The aggregate funded status of the 100 largest public pension plans rose 4.3 percentage points last year because of strong market gains, said Milliman’s annual public pension funding study released Monday.
The funded status rose to 75% from 70.7% on a market value basis, based on data reported by the plans in their most recent annual reports. The majority of the valuation dates are June 30, 2014, or later.
Milliman also independently determined an actuarial interest rate assumption for each plan based on the asset allocation to calculate plan liabilities and funded status. Under Milliman’s calculations using those rates, the funded status rose to 71.7% from 68.2% on a market value basis.
From an actuarial value perspective, the aggregate funded status of the 100 largest public pension funds decreased slightly as recent investment gains were not fully realized. The funded status declined to 72% from 72.1%, based on data reported by the plans. Under Milliman’s own actuarial calculations, the funded status decreased to 68.9% from 69.4%.

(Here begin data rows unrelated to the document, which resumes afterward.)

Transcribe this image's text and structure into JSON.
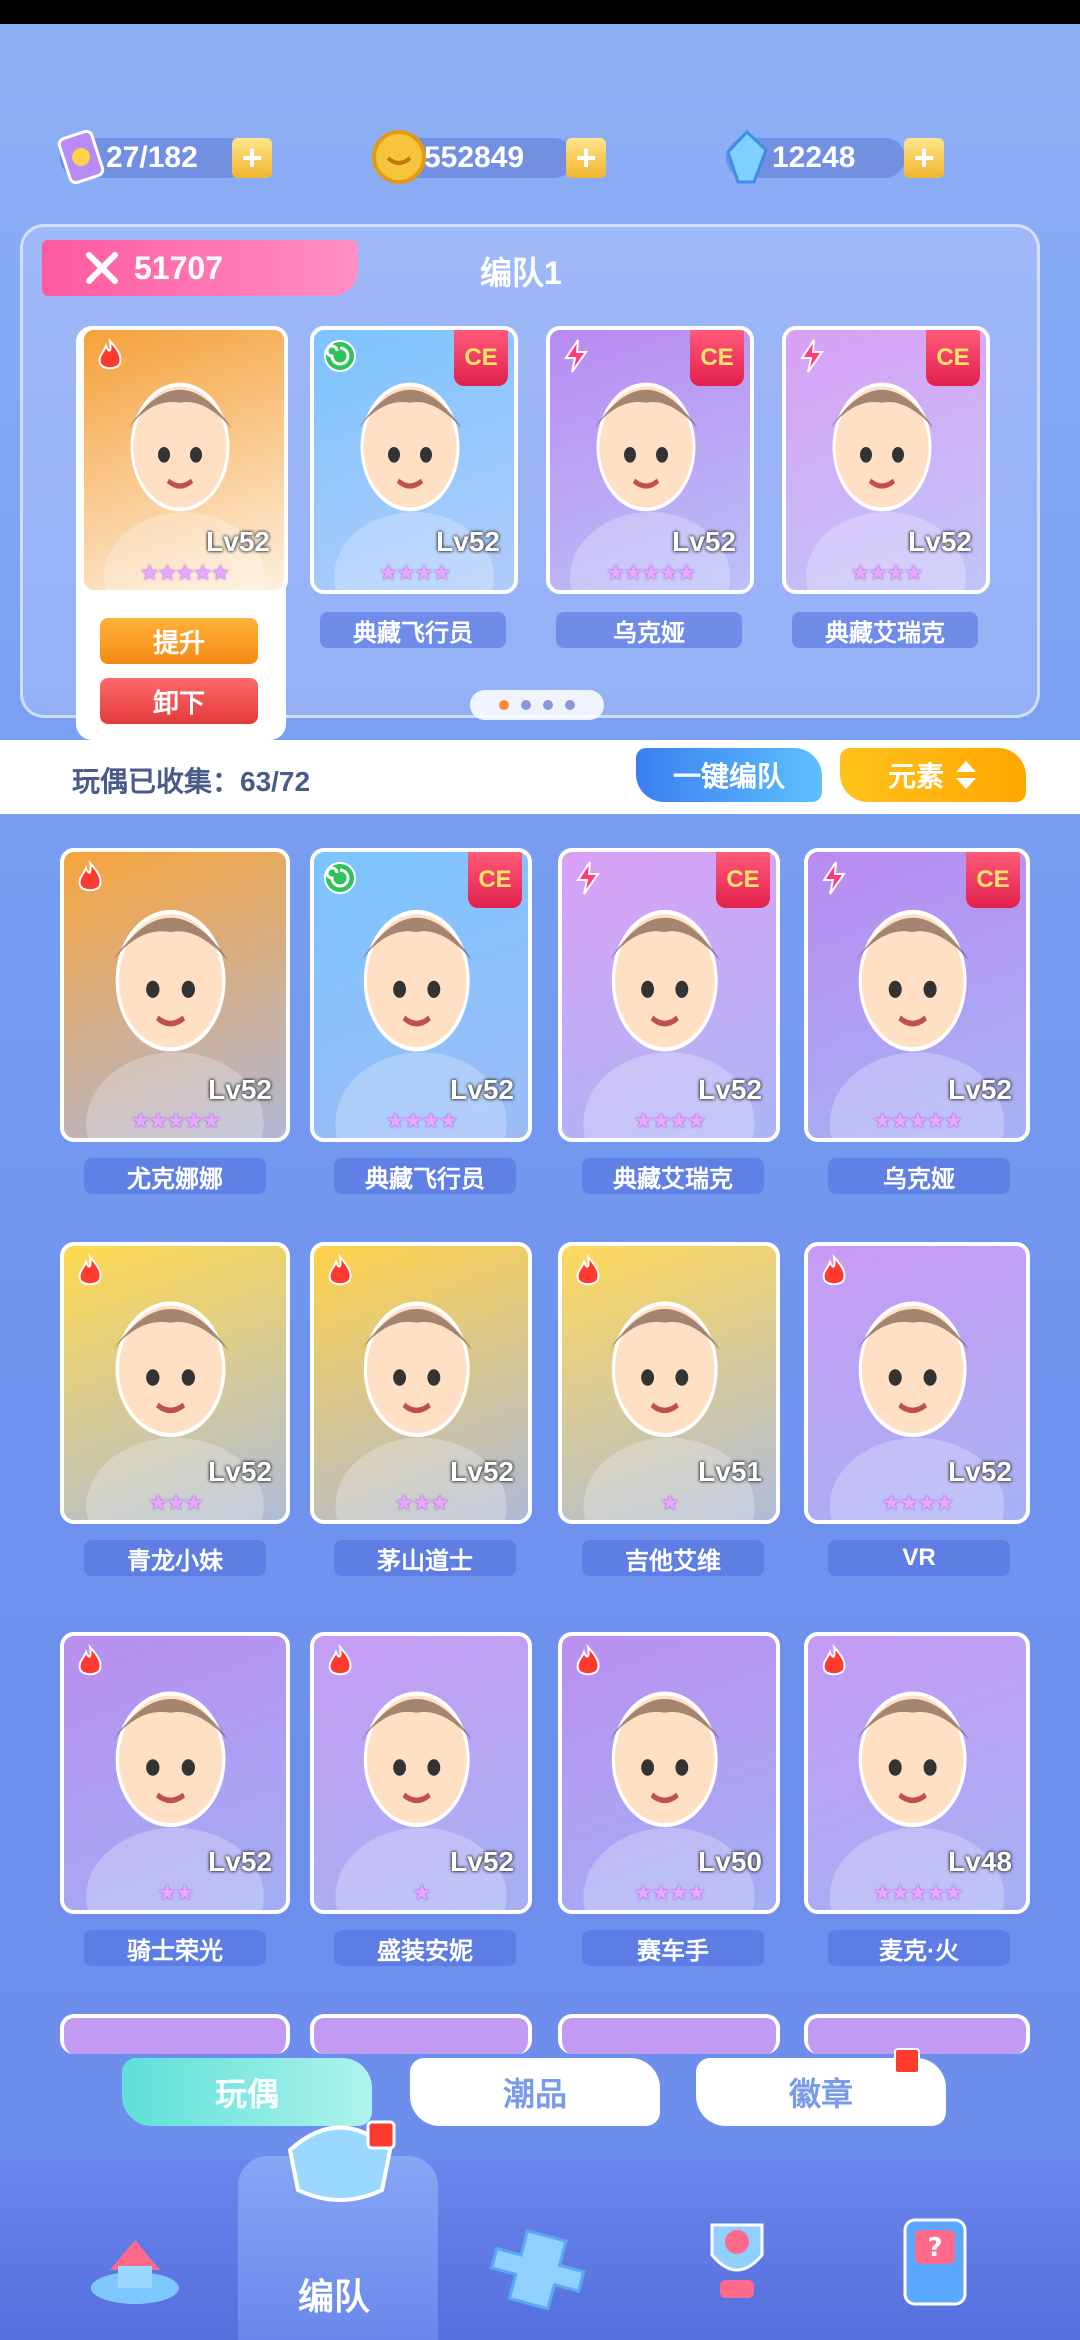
{
  "resources": [
    {
      "icon": "ticket-icon",
      "value": "27/182"
    },
    {
      "icon": "coin-icon",
      "value": "552849"
    },
    {
      "icon": "crystal-icon",
      "value": "12248"
    }
  ],
  "team": {
    "power": "51707",
    "title": "编队1",
    "members": [
      {
        "element": "fire",
        "level": "Lv52",
        "stars": "★★★★★",
        "name": "",
        "ce": false,
        "bg": "#f5a13a"
      },
      {
        "element": "wind",
        "level": "Lv52",
        "stars": "★★★★",
        "name": "典藏飞行员",
        "ce": true,
        "ce_text": "CE",
        "bg": "#7cc4ff"
      },
      {
        "element": "lightning",
        "level": "Lv52",
        "stars": "★★★★★",
        "name": "乌克娅",
        "ce": true,
        "ce_text": "CE",
        "bg": "#b98af2"
      },
      {
        "element": "lightning",
        "level": "Lv52",
        "stars": "★★★★",
        "name": "典藏艾瑞克",
        "ce": true,
        "ce_text": "CE",
        "bg": "#d9a0f5"
      }
    ],
    "upgrade_label": "提升",
    "remove_label": "卸下"
  },
  "collection": {
    "label": "玩偶已收集：63/72",
    "onekey_label": "一键编队",
    "element_label": "元素"
  },
  "dolls": [
    {
      "element": "fire",
      "level": "Lv52",
      "stars": "★★★★★",
      "name": "尤克娜娜",
      "ce": false,
      "bg": "#f7a53c"
    },
    {
      "element": "wind",
      "level": "Lv52",
      "stars": "★★★★",
      "name": "典藏飞行员",
      "ce": true,
      "ce_text": "CE",
      "bg": "#7cc4ff"
    },
    {
      "element": "lightning",
      "level": "Lv52",
      "stars": "★★★★",
      "name": "典藏艾瑞克",
      "ce": true,
      "ce_text": "CE",
      "bg": "#d9a0f5"
    },
    {
      "element": "lightning",
      "level": "Lv52",
      "stars": "★★★★★",
      "name": "乌克娅",
      "ce": true,
      "ce_text": "CE",
      "bg": "#b98af2"
    },
    {
      "element": "fire",
      "level": "Lv52",
      "stars": "★★★",
      "name": "青龙小妹",
      "ce": false,
      "bg": "#ffd94f"
    },
    {
      "element": "fire",
      "level": "Lv52",
      "stars": "★★★",
      "name": "茅山道士",
      "ce": false,
      "bg": "#ffd14a"
    },
    {
      "element": "fire",
      "level": "Lv51",
      "stars": "★",
      "name": "吉他艾维",
      "ce": false,
      "bg": "#ffd85a"
    },
    {
      "element": "fire",
      "level": "Lv52",
      "stars": "★★★★",
      "name": "VR",
      "ce": false,
      "bg": "#c99af5"
    },
    {
      "element": "fire",
      "level": "Lv52",
      "stars": "★★",
      "name": "骑士荣光",
      "ce": false,
      "bg": "#b98ef0"
    },
    {
      "element": "fire",
      "level": "Lv52",
      "stars": "★",
      "name": "盛装安妮",
      "ce": false,
      "bg": "#c79cf4"
    },
    {
      "element": "fire",
      "level": "Lv50",
      "stars": "★★★★",
      "name": "赛车手",
      "ce": false,
      "bg": "#bb90f2"
    },
    {
      "element": "fire",
      "level": "Lv48",
      "stars": "★★★★★",
      "name": "麦克·火",
      "ce": false,
      "bg": "#c59af4"
    }
  ],
  "tabs": [
    {
      "label": "玩偶",
      "active": true
    },
    {
      "label": "潮品",
      "active": false
    },
    {
      "label": "徽章",
      "active": false
    }
  ],
  "nav": [
    {
      "icon": "home-icon",
      "label": ""
    },
    {
      "icon": "team-icon",
      "label": "编队"
    },
    {
      "icon": "gamepad-icon",
      "label": ""
    },
    {
      "icon": "trophy-icon",
      "label": ""
    },
    {
      "icon": "gacha-machine-icon",
      "label": ""
    }
  ]
}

Excluding Puerto Rico, Kentucky Employees Retirement System had the lowest funding ratio among the plans at 25.2% and 23.9% on a market value and actuarial basis, respectively. Washington State Law Enforcement Officers and Fire Fighters Retirement System-Plan 1 and 2 had the highest funding ratio at 113.4% and 118.7% on a market value and actuarial basis, respectively, according to the study.
Plan executives’ investment return assumptions declined 10 basis points to 7.65% last year, according to plan reports.
On a market value basis, total assets of the 100 plans rose 11%, to $3.06 trillion, from the year prior. On an actuarial value basis, assets rose to $2.94 trillion, up 5%. Accrued liabilities totaled $4.08 trillion, also up 5%.
Milliman’s study also found that retirees and inactive workers outnumbered active workers by a ratio of 12.6-to-12.5 vs. 12.1-to-12.5 the previous year. It is the first time in the survey’s four-year history that the number of retired and inactive workers has outweighed active workers.
While last year’s funded status improvement is “nice to see,” the good news is “not permanent,” said Rebecca A. Sielman, principal, consulting actuary and author of the report said. Challenging equity markets in 2015 could lead to a deterioration in funded status, Ms. Sielman said.